I finished Madame Bovary at least two weeks ago, I've just been lazy with the posting a blog thing.
The book was really a quick read; I was surprised how quickly the pages flew by during my 30 minute lunch break at work each day. I found parts of it interesting, and the writing was well done, but honestly, I didn't care for the main character. The main reason most likely being that Madame Bovary was never satisfied with her life! Ever! It seemed like she had a great upbringing - her father tried to give her the best by sending her off to be educated in the city where she was able to study music and art which was considered a luxury in her time. Maybe that was what sparked her unhappiness...she was able to live a life others dreamed of, and then she went back to her family's farm. Perhaps she felt that the things she had learned weren't appreciated or were just useless back in a small town. I don't know. I honestly don't understand people who can't find anything positive in their living situation.

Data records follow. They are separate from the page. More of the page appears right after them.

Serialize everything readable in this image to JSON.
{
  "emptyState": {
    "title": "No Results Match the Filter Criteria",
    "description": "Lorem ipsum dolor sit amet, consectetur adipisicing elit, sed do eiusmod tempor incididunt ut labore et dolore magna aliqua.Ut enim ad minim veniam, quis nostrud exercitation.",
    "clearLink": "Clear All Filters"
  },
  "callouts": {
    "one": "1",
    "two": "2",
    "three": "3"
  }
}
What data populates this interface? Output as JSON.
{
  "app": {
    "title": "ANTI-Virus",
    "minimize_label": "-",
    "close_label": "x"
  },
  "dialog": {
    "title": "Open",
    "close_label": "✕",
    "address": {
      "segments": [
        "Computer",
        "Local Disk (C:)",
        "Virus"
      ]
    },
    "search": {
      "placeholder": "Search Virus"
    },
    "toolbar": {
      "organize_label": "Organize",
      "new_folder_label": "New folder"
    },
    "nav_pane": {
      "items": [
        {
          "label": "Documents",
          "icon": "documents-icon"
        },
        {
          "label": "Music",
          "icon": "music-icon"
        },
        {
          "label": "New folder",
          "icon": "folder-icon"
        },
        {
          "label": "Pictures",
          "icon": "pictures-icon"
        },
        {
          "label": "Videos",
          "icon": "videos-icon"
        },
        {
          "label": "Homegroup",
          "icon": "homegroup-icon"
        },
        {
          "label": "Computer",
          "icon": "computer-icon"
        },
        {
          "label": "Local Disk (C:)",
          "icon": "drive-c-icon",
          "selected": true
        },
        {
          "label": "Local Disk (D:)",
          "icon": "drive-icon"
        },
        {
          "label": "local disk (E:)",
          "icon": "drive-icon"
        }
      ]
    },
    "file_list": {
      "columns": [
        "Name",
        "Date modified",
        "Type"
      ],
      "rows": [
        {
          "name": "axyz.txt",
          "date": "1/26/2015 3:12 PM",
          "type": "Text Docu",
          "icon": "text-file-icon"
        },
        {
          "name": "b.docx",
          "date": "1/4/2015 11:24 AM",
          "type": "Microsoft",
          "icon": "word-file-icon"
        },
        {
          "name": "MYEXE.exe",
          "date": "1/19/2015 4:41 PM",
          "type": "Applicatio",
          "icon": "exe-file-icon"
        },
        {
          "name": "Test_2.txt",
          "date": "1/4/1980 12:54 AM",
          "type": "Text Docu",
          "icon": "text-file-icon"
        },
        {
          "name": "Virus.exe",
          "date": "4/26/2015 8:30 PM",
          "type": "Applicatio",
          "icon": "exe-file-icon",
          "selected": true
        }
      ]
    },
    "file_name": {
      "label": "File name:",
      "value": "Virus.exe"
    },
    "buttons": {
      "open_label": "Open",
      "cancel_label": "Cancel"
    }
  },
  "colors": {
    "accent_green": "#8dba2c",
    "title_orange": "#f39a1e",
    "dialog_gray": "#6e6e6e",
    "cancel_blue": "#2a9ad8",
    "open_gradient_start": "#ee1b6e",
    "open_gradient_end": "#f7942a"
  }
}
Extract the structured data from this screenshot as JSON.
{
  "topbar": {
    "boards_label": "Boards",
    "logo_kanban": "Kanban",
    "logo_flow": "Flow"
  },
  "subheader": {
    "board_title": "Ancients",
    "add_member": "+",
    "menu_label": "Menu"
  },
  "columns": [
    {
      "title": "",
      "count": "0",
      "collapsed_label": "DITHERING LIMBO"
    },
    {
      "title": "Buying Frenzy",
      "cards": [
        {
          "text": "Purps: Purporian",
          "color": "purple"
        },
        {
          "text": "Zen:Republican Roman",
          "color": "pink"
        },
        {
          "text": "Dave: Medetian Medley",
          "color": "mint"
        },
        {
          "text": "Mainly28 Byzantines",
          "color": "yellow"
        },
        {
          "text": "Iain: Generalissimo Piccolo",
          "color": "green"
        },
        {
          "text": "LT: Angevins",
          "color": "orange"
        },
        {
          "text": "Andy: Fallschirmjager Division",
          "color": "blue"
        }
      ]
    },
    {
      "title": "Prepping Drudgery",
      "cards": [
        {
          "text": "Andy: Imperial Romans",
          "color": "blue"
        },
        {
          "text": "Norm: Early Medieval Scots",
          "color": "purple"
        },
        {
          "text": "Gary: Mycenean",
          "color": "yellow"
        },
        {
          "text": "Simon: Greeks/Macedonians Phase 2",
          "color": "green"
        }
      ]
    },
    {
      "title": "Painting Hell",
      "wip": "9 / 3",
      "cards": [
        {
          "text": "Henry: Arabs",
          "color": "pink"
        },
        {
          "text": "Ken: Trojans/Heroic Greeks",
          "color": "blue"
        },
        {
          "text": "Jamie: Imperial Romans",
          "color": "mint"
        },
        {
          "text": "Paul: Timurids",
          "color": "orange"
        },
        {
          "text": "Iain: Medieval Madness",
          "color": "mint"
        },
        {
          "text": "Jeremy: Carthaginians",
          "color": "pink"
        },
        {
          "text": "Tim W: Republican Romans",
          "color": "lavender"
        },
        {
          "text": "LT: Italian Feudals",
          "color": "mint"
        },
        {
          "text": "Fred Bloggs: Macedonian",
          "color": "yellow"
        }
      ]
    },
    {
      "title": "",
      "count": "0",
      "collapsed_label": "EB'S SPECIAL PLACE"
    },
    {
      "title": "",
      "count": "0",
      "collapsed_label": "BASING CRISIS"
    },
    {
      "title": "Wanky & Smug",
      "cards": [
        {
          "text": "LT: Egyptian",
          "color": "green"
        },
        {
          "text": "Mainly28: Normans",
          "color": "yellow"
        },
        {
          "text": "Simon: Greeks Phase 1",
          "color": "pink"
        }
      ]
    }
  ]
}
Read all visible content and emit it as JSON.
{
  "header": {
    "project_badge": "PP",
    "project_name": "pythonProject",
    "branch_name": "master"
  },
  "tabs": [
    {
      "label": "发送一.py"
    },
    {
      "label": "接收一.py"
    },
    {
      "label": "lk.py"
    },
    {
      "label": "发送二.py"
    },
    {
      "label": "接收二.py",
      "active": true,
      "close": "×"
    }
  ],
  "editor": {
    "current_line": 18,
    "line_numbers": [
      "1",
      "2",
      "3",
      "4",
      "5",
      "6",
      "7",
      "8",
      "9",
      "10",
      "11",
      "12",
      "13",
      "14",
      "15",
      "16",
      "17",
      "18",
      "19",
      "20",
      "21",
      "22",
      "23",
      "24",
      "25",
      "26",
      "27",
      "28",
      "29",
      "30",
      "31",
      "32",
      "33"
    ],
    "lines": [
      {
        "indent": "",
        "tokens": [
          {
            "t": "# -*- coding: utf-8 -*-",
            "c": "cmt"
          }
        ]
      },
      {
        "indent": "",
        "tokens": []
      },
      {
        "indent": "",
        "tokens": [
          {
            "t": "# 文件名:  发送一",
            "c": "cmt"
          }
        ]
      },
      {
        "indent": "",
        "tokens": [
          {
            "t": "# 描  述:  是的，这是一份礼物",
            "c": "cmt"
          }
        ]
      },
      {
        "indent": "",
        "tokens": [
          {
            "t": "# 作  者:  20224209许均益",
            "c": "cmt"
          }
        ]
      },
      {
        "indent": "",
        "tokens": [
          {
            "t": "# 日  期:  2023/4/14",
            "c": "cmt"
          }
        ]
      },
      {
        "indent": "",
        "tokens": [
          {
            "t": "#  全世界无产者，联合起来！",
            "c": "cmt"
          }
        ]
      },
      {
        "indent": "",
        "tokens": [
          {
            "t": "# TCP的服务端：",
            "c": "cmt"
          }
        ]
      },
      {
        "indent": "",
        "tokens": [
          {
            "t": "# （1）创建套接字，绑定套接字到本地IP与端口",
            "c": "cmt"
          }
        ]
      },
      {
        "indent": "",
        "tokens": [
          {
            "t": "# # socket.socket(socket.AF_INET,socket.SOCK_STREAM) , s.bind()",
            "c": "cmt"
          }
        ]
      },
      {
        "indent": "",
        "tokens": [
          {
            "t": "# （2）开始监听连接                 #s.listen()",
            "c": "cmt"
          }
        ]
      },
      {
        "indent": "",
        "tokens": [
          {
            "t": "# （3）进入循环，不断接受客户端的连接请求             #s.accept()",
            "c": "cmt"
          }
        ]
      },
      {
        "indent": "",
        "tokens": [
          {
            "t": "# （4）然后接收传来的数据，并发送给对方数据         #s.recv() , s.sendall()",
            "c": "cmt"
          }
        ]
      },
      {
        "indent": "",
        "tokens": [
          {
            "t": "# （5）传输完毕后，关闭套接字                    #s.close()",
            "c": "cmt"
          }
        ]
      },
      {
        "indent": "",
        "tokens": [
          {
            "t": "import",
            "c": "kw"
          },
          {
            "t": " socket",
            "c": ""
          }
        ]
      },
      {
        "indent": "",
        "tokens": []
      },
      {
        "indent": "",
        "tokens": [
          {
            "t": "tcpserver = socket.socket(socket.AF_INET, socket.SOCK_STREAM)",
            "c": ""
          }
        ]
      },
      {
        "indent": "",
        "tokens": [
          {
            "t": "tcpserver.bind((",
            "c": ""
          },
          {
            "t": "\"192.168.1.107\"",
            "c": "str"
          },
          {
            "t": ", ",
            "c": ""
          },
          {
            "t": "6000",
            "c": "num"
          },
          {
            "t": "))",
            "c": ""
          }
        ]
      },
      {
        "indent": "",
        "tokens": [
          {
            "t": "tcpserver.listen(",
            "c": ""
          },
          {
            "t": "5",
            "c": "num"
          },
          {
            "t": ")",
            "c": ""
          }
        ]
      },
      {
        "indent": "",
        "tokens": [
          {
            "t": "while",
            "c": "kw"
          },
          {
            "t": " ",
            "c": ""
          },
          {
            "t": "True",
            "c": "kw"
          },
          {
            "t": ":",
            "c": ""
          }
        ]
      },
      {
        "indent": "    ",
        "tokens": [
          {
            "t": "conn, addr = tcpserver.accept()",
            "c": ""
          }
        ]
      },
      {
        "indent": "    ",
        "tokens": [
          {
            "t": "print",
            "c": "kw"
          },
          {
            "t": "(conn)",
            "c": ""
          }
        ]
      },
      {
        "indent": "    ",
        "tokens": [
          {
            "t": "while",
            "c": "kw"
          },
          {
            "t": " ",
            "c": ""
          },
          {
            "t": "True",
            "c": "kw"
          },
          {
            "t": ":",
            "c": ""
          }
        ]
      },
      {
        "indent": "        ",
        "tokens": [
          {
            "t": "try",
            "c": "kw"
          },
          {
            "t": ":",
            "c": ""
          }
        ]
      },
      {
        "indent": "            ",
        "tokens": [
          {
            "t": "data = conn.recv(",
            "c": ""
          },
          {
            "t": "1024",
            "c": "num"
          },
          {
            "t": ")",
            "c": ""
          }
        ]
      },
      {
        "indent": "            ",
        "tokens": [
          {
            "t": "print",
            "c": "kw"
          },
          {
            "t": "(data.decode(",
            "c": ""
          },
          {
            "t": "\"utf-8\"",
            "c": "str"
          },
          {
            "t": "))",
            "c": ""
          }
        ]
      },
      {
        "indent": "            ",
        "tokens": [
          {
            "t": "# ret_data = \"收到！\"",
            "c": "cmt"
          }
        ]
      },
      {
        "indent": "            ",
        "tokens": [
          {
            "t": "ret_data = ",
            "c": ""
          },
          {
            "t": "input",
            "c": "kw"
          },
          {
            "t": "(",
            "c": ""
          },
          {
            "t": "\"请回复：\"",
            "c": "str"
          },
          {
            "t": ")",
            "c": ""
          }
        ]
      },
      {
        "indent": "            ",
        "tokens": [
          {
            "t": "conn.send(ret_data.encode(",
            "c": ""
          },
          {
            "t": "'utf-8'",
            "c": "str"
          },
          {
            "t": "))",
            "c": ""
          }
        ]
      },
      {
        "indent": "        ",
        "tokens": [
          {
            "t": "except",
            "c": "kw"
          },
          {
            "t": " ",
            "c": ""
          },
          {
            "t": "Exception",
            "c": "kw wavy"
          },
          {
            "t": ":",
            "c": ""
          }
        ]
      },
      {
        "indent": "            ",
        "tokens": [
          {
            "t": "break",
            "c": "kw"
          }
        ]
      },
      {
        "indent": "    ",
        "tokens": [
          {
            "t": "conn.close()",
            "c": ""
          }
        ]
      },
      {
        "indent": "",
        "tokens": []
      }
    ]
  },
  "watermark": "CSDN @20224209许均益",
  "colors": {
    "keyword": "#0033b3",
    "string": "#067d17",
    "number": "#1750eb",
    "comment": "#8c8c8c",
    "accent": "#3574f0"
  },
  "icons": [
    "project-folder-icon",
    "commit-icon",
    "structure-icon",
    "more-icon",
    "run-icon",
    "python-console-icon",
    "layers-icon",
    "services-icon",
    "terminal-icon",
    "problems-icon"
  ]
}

Madame Bovary married a young widower, had a daughter (who was raised mainly by a nurse), and lived a comfortable life yet constantly dreamed of having more. More of what... I felt was never really defined. She wanted every fantasy and daydream to come true. Her devoted husband caved to her every whim, and even relocated his business as a health officer to another town when he thought her health/nerves were suffering from boredom and whatnot.
Ultimately I found the Madame to be plain selfish and I was almost relieved to see her put an end to things. I didn't feel terrible for the husband either - it was like he ignored what was right in front of his eyes, and was complacent, or rather apathetic with his life. In a way he was the exact opposite of his wife. She was never satisfied, and he was overly indifferent. Their daughter wasn't a major focus in the book, but in the end I felt the worst for where she ended up.
What was this book trying to teach or prove? No idea. But hopefully it inspires people to look for the little joys in their lives even when things aren't going exactly the way we want them to. Better yet, I hope it shows that infidelity ruins families.
And I still have no idea why the color blue was mentioned nearly every other page.